What I find interesting about the words “ante” and “anti” is that, in addition to acting as a prefix, each of them can stand alone. Although they may often sound the same and be confused one for the other, the two words do not have similar meanings, and they do not share the same root. According to the Webster’s New World Dictionary, “ante” is of Latin derivation and when used as a prefix means “before,” usually paired with other words denoting a particular time, event or physical space. For example: “antebellum” (adj. meaning “before the war” and used specifically to refer to the period of history before the American Civil War); “antediluvian” (adj. “before the flood,” used to refer to the period of history prior to the Biblical Flood or to something that is very old); “antechamber” (n. a smaller room leading into a larger or main room); and “antemortem” (adj. “before death”). As a standalone word, “ante” refers to the stake that each player must put into the pot before receiving cards, or to the act of putting that stake in.

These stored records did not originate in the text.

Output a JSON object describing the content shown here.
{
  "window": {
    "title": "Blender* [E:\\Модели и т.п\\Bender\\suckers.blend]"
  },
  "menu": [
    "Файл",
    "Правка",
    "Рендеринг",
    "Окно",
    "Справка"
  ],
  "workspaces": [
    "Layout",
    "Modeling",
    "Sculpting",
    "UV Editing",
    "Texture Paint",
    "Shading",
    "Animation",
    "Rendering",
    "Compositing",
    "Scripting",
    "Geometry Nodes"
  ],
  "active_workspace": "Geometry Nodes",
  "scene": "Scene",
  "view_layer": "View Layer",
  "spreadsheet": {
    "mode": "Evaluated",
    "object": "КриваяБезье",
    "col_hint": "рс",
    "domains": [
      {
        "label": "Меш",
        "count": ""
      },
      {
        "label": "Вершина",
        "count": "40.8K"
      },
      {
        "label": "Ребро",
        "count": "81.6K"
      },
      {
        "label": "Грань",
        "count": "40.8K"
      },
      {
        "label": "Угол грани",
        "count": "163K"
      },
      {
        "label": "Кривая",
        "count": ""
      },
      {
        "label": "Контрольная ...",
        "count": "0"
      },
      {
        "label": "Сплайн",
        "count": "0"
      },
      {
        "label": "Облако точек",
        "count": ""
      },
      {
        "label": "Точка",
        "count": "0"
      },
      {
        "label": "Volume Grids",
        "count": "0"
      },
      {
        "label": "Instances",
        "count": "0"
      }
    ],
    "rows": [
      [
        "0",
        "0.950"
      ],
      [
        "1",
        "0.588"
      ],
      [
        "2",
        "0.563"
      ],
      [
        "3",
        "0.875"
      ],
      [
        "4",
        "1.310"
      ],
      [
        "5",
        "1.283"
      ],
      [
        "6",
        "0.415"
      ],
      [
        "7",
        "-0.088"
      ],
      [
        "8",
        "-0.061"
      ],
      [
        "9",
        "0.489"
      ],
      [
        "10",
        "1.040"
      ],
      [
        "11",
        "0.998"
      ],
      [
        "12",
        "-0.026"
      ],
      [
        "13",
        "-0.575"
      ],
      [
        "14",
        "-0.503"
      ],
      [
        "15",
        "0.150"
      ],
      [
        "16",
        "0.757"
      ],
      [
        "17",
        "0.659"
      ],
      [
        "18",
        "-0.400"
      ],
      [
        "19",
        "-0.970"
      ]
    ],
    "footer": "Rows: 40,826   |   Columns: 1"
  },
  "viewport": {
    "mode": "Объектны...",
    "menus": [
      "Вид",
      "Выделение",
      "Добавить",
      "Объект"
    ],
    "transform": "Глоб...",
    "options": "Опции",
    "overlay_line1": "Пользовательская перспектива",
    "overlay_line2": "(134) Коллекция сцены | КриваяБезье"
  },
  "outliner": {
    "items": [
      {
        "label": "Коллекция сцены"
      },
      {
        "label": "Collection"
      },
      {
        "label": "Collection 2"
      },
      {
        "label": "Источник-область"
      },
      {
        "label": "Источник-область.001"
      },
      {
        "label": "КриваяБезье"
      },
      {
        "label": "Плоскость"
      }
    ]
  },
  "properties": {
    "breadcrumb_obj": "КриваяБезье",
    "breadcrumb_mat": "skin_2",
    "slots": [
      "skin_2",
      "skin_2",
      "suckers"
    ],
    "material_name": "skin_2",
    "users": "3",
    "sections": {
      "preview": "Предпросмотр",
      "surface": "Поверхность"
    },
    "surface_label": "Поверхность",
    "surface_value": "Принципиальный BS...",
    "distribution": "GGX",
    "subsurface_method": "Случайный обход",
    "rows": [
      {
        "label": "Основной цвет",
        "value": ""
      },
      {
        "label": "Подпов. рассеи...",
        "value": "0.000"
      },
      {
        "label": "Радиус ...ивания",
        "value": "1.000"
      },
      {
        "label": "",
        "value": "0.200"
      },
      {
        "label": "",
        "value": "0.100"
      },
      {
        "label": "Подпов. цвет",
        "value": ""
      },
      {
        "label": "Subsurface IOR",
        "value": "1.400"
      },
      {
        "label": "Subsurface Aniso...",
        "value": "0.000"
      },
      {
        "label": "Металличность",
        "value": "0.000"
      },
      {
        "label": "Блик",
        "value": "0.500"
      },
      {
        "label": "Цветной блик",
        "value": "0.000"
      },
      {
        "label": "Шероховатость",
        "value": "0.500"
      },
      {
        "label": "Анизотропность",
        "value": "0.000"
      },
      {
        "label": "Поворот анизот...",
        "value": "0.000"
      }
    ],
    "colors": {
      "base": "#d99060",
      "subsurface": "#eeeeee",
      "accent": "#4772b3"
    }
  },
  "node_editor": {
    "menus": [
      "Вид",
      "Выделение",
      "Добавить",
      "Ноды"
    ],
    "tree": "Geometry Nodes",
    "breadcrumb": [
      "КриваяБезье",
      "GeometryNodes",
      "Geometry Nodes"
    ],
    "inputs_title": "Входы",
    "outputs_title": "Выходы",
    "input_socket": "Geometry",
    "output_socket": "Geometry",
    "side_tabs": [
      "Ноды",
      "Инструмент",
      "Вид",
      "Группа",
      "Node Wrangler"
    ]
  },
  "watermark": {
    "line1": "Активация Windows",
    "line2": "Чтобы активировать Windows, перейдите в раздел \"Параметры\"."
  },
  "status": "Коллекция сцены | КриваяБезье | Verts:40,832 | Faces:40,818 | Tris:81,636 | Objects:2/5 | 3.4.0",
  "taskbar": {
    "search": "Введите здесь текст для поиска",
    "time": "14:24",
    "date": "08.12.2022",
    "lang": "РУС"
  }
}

“Anti,” on the other hand, is of Greek origin and when used as a prefix means “against,” as in “antiaircraft,” “antibacterial,” “antislavery,” and “antitoxin.” Standing alone, it refers to a person who is against a certain action, idea, etc., although personally I have never seen or heard the word anti used as a noun.

Keeping in mind the meanings of these two words may be of use to you when it comes time to remember how to spell any word that has the sounds “an – tee” in it. Unless you are referring to the honorific of a female relation who is a sibling of your mother or father, in which case you need to remember a third word which can act as a homophone of these two: “Auntie.”

Price on Your Head

Recently there has been a discussion on one of the LinkedIn groups I belong to, concerning professionalism in the editing business and its effect on the cost of editing services.

The original poster asked for advice on how to quote a price to a prospective client. There were dozens of responses, with several opinions offered as to whether an hourly rate versus a page or project rate were optimum tools, the importance of assessing a sample of the writing to be edited before attempting to formulate a quote, and getting important terms in writing while leaving oneself room to allow for unforeseen occurrences which could have a negative impact on the editor’s work and bottom line.

One longtime and very vocal member chided another for charging a very modest hourly rate for her work, saying that catering to “starving authors,” while well-intentioned, belittles the importance of editing as a profession, and makes it more difficult for those editors who depend on their businesses as their sole sources of income to garner a livable wage.

My opinion is that every market deserves to be served. There are commercial farmers who are able to provide a large swath of the population with food, backyard gardeners who share their abundance with neighbors, and the folks with a single pot that puts fresh tomatoes in their family’s salad for a couple of weeks. There is room in the garden for all of us.